> _EXERCISE OBJECTIVE_: Could you write out the records below exactly, without omitting a line?

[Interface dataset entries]
####################
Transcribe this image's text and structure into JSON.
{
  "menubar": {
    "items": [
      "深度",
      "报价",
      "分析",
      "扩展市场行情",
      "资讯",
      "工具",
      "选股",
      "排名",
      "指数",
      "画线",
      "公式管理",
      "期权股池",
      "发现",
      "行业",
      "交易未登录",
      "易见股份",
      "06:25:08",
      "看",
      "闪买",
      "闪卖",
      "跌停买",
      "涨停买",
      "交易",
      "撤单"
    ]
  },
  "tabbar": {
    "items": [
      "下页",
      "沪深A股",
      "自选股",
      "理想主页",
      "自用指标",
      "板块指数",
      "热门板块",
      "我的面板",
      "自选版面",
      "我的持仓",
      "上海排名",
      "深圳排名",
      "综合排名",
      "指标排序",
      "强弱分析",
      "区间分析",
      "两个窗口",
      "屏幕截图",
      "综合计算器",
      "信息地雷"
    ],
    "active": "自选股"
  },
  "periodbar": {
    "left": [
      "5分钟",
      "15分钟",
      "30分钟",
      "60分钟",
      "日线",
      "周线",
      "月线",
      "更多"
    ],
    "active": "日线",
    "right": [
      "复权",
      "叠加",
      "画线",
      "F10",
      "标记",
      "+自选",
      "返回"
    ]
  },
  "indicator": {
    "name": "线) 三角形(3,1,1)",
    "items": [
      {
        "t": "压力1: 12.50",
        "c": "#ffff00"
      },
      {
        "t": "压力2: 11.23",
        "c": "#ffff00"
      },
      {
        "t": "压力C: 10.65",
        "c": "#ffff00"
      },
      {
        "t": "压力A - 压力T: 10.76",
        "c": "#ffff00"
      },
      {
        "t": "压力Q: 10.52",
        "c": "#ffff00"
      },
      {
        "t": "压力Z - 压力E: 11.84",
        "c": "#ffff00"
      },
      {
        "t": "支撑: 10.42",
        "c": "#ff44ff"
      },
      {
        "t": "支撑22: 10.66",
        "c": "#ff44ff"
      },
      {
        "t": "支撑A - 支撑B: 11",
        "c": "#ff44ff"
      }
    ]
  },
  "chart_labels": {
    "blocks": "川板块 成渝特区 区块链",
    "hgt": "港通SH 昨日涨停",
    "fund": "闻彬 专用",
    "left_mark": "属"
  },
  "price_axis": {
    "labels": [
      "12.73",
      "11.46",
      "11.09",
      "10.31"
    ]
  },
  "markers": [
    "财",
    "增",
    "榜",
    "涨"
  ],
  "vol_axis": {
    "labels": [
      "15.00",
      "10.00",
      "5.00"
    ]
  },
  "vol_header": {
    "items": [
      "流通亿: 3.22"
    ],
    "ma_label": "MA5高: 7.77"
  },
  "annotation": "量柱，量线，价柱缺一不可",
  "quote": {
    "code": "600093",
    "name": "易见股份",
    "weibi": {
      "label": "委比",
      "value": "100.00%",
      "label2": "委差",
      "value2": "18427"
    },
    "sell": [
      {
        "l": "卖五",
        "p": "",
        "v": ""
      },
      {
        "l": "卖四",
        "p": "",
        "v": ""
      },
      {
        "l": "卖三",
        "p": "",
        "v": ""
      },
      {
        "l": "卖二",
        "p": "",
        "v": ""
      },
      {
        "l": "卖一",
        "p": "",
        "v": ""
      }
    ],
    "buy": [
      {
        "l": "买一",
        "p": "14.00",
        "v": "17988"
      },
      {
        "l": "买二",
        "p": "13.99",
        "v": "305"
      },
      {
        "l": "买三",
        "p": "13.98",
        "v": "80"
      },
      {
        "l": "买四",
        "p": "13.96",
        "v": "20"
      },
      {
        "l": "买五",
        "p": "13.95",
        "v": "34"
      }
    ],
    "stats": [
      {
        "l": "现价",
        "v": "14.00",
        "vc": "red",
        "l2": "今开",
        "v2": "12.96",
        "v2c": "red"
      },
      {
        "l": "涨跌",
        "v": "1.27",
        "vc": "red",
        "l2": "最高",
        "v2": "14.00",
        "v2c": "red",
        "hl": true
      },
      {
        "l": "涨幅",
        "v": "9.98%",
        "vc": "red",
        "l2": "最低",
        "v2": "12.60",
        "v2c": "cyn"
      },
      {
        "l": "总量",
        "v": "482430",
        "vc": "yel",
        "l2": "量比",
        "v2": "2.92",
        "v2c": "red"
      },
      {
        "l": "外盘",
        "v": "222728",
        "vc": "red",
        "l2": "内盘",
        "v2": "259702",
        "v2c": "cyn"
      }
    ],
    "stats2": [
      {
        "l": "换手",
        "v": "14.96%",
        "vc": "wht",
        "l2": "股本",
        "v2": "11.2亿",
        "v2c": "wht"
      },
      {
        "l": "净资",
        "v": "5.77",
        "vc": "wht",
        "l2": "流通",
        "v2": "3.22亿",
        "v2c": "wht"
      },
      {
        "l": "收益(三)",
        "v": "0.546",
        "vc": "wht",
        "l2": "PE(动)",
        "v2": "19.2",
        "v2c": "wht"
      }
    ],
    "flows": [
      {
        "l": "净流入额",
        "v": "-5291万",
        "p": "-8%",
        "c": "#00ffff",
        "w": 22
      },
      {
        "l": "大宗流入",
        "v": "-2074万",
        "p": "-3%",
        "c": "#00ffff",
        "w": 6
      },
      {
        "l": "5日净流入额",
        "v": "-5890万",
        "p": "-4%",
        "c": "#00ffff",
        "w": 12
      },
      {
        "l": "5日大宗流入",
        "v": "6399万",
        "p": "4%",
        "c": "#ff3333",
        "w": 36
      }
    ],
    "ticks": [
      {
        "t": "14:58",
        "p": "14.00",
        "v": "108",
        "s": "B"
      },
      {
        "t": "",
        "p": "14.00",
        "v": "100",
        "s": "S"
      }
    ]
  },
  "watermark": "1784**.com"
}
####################
> _SOLUTION TO THE EXERCISE_:
Transcribe this image's text and structure into JSON.
{
  "menubar": {
    "items": [
      "深度",
      "报价",
      "分析",
      "扩展市场行情",
      "资讯",
      "工具",
      "选股",
      "排名",
      "指数",
      "画线",
      "公式管理",
      "期权股池",
      "发现",
      "行业",
      "交易未登录",
      "易见股份",
      "06:25:08",
      "看",
      "闪买",
      "闪卖",
      "跌停买",
      "涨停买",
      "交易",
      "撤单"
    ]
  },
  "tabbar": {
    "items": [
      "下页",
      "沪深A股",
      "自选股",
      "理想主页",
      "自用指标",
      "板块指数",
      "热门板块",
      "我的面板",
      "自选版面",
      "我的持仓",
      "上海排名",
      "深圳排名",
      "综合排名",
      "指标排序",
      "强弱分析",
      "区间分析",
      "两个窗口",
      "屏幕截图",
      "综合计算器",
      "信息地雷"
    ],
    "active": "自选股"
  },
  "periodbar": {
    "left": [
      "5分钟",
      "15分钟",
      "30分钟",
      "60分钟",
      "日线",
      "周线",
      "月线",
      "更多"
    ],
    "active": "日线",
    "right": [
      "复权",
      "叠加",
      "画线",
      "F10",
      "标记",
      "+自选",
      "返回"
    ]
  },
  "indicator": {
    "name": "线) 三角形(3,1,1)",
    "items": [
      {
        "t": "压力1: 12.50",
        "c": "#ffff00"
      },
      {
        "t": "压力2: 11.23",
        "c": "#ffff00"
      },
      {
        "t": "压力C: 10.65",
        "c": "#ffff00"
      },
      {
        "t": "压力A - 压力T: 10.76",
        "c": "#ffff00"
      },
      {
        "t": "压力Q: 10.52",
        "c": "#ffff00"
      },
      {
        "t": "压力Z - 压力E: 11.84",
        "c": "#ffff00"
      },
      {
        "t": "支撑: 10.42",
        "c": "#ff44ff"
      },
      {
        "t": "支撑22: 10.66",
        "c": "#ff44ff"
      },
      {
        "t": "支撑A - 支撑B: 11",
        "c": "#ff44ff"
      }
    ]
  },
  "chart_labels": {
    "blocks": "川板块 成渝特区 区块链",
    "hgt": "港通SH 昨日涨停",
    "fund": "闻彬 专用",
    "left_mark": "属"
  },
  "price_axis": {
    "labels": [
      "12.73",
      "11.46",
      "11.09",
      "10.31"
    ]
  },
  "markers": [
    "财",
    "增",
    "榜",
    "涨"
  ],
  "vol_axis": {
    "labels": [
      "15.00",
      "10.00",
      "5.00"
    ]
  },
  "vol_header": {
    "items": [
      "流通亿: 3.22"
    ],
    "ma_label": "MA5高: 7.77"
  },
  "annotation": "量柱，量线，价柱缺一不可",
  "quote": {
    "code": "600093",
    "name": "易见股份",
    "weibi": {
      "label": "委比",
      "value": "100.00%",
      "label2": "委差",
      "value2": "18427"
    },
    "sell": [
      {
        "l": "卖五",
        "p": "",
        "v": ""
      },
      {
        "l": "卖四",
        "p": "",
        "v": ""
      },
      {
        "l": "卖三",
        "p": "",
        "v": ""
      },
      {
        "l": "卖二",
        "p": "",
        "v": ""
      },
      {
        "l": "卖一",
        "p": "",
        "v": ""
      }
    ],
    "buy": [
      {
        "l": "买一",
        "p": "14.00",
        "v": "17988"
      },
      {
        "l": "买二",
        "p": "13.99",
        "v": "305"
      },
      {
        "l": "买三",
        "p": "13.98",
        "v": "80"
      },
      {
        "l": "买四",
        "p": "13.96",
        "v": "20"
      },
      {
        "l": "买五",
        "p": "13.95",
        "v": "34"
      }
    ],
    "stats": [
      {
        "l": "现价",
        "v": "14.00",
        "vc": "red",
        "l2": "今开",
        "v2": "12.96",
        "v2c": "red"
      },
      {
        "l": "涨跌",
        "v": "1.27",
        "vc": "red",
        "l2": "最高",
        "v2": "14.00",
        "v2c": "red",
        "hl": true
      },
      {
        "l": "涨幅",
        "v": "9.98%",
        "vc": "red",
        "l2": "最低",
        "v2": "12.60",
        "v2c": "cyn"
      },
      {
        "l": "总量",
        "v": "482430",
        "vc": "yel",
        "l2": "量比",
        "v2": "2.92",
        "v2c": "red"
      },
      {
        "l": "外盘",
        "v": "222728",
        "vc": "red",
        "l2": "内盘",
        "v2": "259702",
        "v2c": "cyn"
      }
    ],
    "stats2": [
      {
        "l": "换手",
        "v": "14.96%",
        "vc": "wht",
        "l2": "股本",
        "v2": "11.2亿",
        "v2c": "wht"
      },
      {
        "l": "净资",
        "v": "5.77",
        "vc": "wht",
        "l2": "流通",
        "v2": "3.22亿",
        "v2c": "wht"
      },
      {
        "l": "收益(三)",
        "v": "0.546",
        "vc": "wht",
        "l2": "PE(动)",
        "v2": "19.2",
        "v2c": "wht"
      }
    ],
    "flows": [
      {
        "l": "净流入额",
        "v": "-5291万",
        "p": "-8%",
        "c": "#00ffff",
        "w": 22
      },
      {
        "l": "大宗流入",
        "v": "-2074万",
        "p": "-3%",
        "c": "#00ffff",
        "w": 6
      },
      {
        "l": "5日净流入额",
        "v": "-5890万",
        "p": "-4%",
        "c": "#00ffff",
        "w": 12
      },
      {
        "l": "5日大宗流入",
        "v": "6399万",
        "p": "4%",
        "c": "#ff3333",
        "w": 36
      }
    ],
    "ticks": [
      {
        "t": "14:58",
        "p": "14.00",
        "v": "108",
        "s": "B"
      },
      {
        "t": "",
        "p": "14.00",
        "v": "100",
        "s": "S"
      }
    ]
  },
  "watermark": "1784**.com"
}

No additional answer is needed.